There are a lot of ways to pay a loan producer being discussed under the proposed changes coming up next year. They can receive a salary, a flat fee for units, a quality bonus, a portion of the servicing, income based on pull through percentage, a quarterly bonus, matching their 401(k).
Loan officers can receive additional marketing money, be paid by the hour, a percent of originations, money based on their "compare score". Some have even suggested giving originators income based on the long-term performance or servicing of their loans, like insurance agents. After all, insurance agents develop an annuity over time - couldn't the same be applied to loan officers?
Personally, I have always been paid on a 100% commission per transaction basis. For me, this creates a sense of urgency on every single deal, no matter how large or small. Just because a particular loan is $1mil does not necessarily mean that it is worth any more to me than a $200,000 loan since each transaction is negotiated individually. The small deals in my pipeline are treated exactly the same as the large deals.

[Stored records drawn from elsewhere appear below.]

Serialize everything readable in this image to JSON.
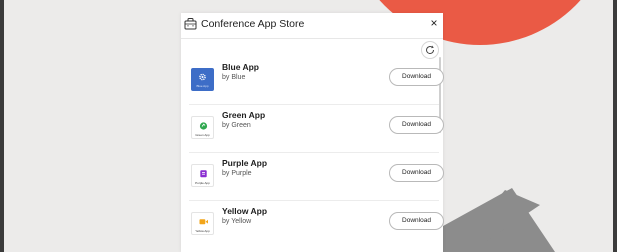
{
  "dialog": {
    "title": "Conference App Store",
    "close_label": "×",
    "icons": {
      "title": "store-icon",
      "close": "close-icon",
      "refresh": "refresh-icon"
    }
  },
  "apps": [
    {
      "name": "Blue App",
      "by": "by Blue",
      "icon_caption": "Blue App",
      "icon": "gear-icon",
      "color": "#3d6dc7",
      "download_label": "Download"
    },
    {
      "name": "Green App",
      "by": "by Green",
      "icon_caption": "Green App",
      "icon": "leaf-icon",
      "color": "#2fa84f",
      "download_label": "Download"
    },
    {
      "name": "Purple App",
      "by": "by Purple",
      "icon_caption": "Purple App",
      "icon": "document-icon",
      "color": "#8a2ed1",
      "download_label": "Download"
    },
    {
      "name": "Yellow App",
      "by": "by Yellow",
      "icon_caption": "Yellow App",
      "icon": "video-icon",
      "color": "#f2a51a",
      "download_label": "Download"
    }
  ],
  "background": {
    "accent": "#ea5a45",
    "stripe": "#8c8c8c",
    "base": "#ecebea"
  }
}
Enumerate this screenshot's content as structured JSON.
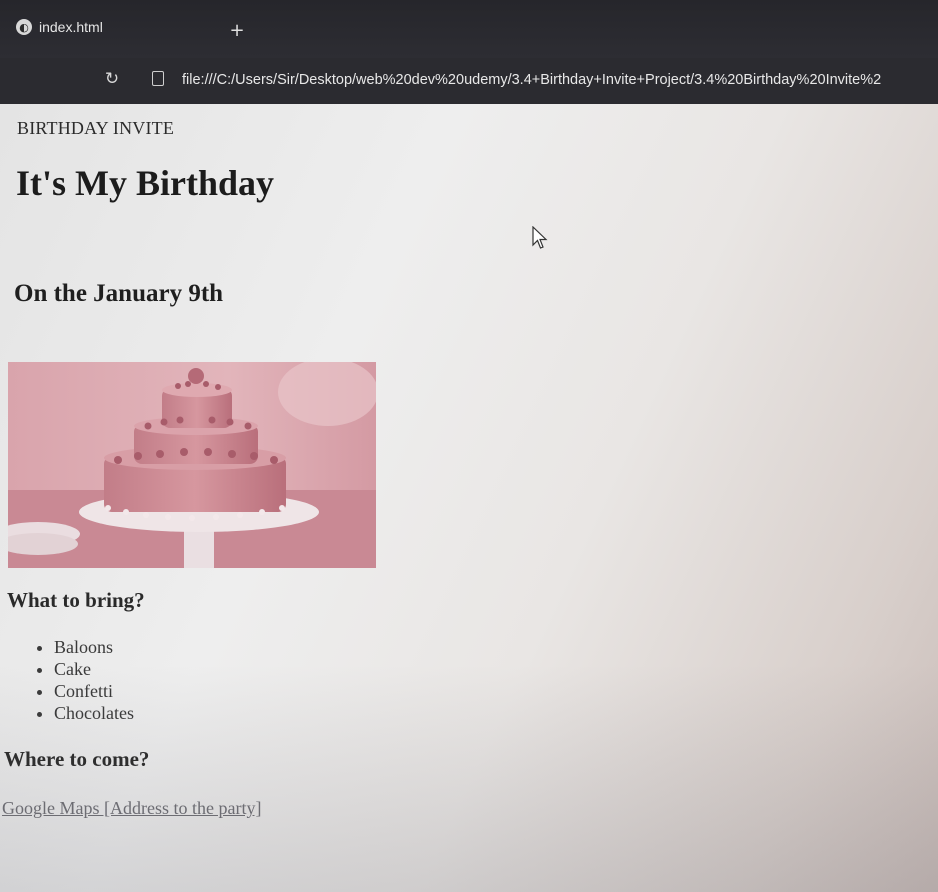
{
  "browser": {
    "tab": {
      "title": "index.html",
      "icon": "globe-icon"
    },
    "new_tab_label": "+",
    "reload_icon": "reload-icon",
    "url": "file:///C:/Users/Sir/Desktop/web%20dev%20udemy/3.4+Birthday+Invite+Project/3.4%20Birthday%20Invite%2"
  },
  "page": {
    "document_title": "BIRTHDAY INVITE",
    "heading": "It's My Birthday",
    "date_heading": "On the January 9th",
    "image": {
      "subject": "three-tier pink birthday cake on a cake stand"
    },
    "bring": {
      "heading": "What to bring?",
      "items": [
        "Baloons",
        "Cake",
        "Confetti",
        "Chocolates"
      ]
    },
    "where": {
      "heading": "Where to come?",
      "link_text": "Google Maps [Address to the party]"
    }
  },
  "colors": {
    "chrome_background": "#2b2b30",
    "page_background": "#eeeeee",
    "cake_pink": "#cf8c96"
  }
}
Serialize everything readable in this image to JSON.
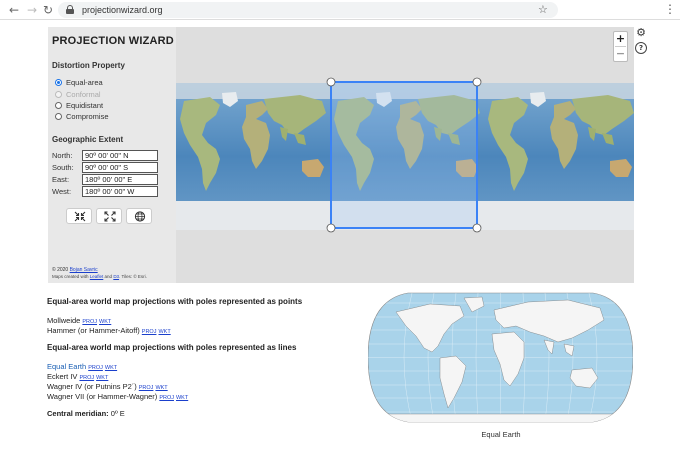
{
  "browser": {
    "url": "projectionwizard.org",
    "back_icon": "arrow-left",
    "forward_icon": "arrow-right",
    "reload_icon": "reload",
    "star_icon": "star",
    "menu_icon": "kebab"
  },
  "app": {
    "title": "PROJECTION WIZARD"
  },
  "distortion": {
    "title": "Distortion Property",
    "options": [
      {
        "label": "Equal-area",
        "selected": true,
        "enabled": true
      },
      {
        "label": "Conformal",
        "selected": false,
        "enabled": false
      },
      {
        "label": "Equidistant",
        "selected": false,
        "enabled": true
      },
      {
        "label": "Compromise",
        "selected": false,
        "enabled": true
      }
    ]
  },
  "extent": {
    "title": "Geographic Extent",
    "north": {
      "label": "North:",
      "value": "90º 00' 00\" N"
    },
    "south": {
      "label": "South:",
      "value": "90º 00' 00\" S"
    },
    "east": {
      "label": "East:",
      "value": "180º 00' 00\" E"
    },
    "west": {
      "label": "West:",
      "value": "180º 00' 00\" W"
    }
  },
  "tools": [
    "shrink-extent-icon",
    "expand-extent-icon",
    "globe-icon"
  ],
  "credits": {
    "line1_prefix": "© 2020 ",
    "line1_author": "Bojan Savric",
    "line2_prefix": "Maps created with ",
    "line2_leaflet": "Leaflet",
    "line2_and": " and ",
    "line2_d3": "D3",
    "line2_suffix": ". Tiles: © Esri."
  },
  "map_controls": {
    "zoom_in": "+",
    "zoom_out": "−",
    "settings_icon": "gear",
    "help_icon": "?"
  },
  "results": {
    "points_heading": "Equal-area world map projections with poles represented as points",
    "points_items": [
      {
        "name": "Mollweide",
        "proj": "PROJ",
        "wkt": "WKT"
      },
      {
        "name": "Hammer (or Hammer-Aitoff)",
        "proj": "PROJ",
        "wkt": "WKT"
      }
    ],
    "lines_heading": "Equal-area world map projections with poles represented as lines",
    "lines_items": [
      {
        "name": "Equal Earth",
        "proj": "PROJ",
        "wkt": "WKT",
        "highlighted": true
      },
      {
        "name": "Eckert IV",
        "proj": "PROJ",
        "wkt": "WKT"
      },
      {
        "name": "Wagner IV (or Putnins P2´)",
        "proj": "PROJ",
        "wkt": "WKT"
      },
      {
        "name": "Wagner VII (or Hammer-Wagner)",
        "proj": "PROJ",
        "wkt": "WKT"
      }
    ],
    "meridian_label": "Central meridian:",
    "meridian_value": " 0º E"
  },
  "preview": {
    "caption": "Equal Earth"
  },
  "colors": {
    "ocean": "#6b9ec9",
    "land": "#a8b87e",
    "ice": "#e6e9ec",
    "selection": "#3b82f6",
    "preview_ocean": "#a9d3ea",
    "link": "#1a3fcc"
  }
}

When you treat someone with a small loan amount differently, they know it. You risk losing that client as a referral source, and let's face it, referrals are the name of the game.
Also, will a salaried loan originator stay after hours to get a deal done? Doubtful.
Whatever happens, broad sweeping changes to loan originator compensation does not "fix" the market. What you may see is top producers, true technicians of the trade, leaving for positions outside of the industry. Do you want to trust your next transaction with an order taker making $10 an hour? I know my clients do not.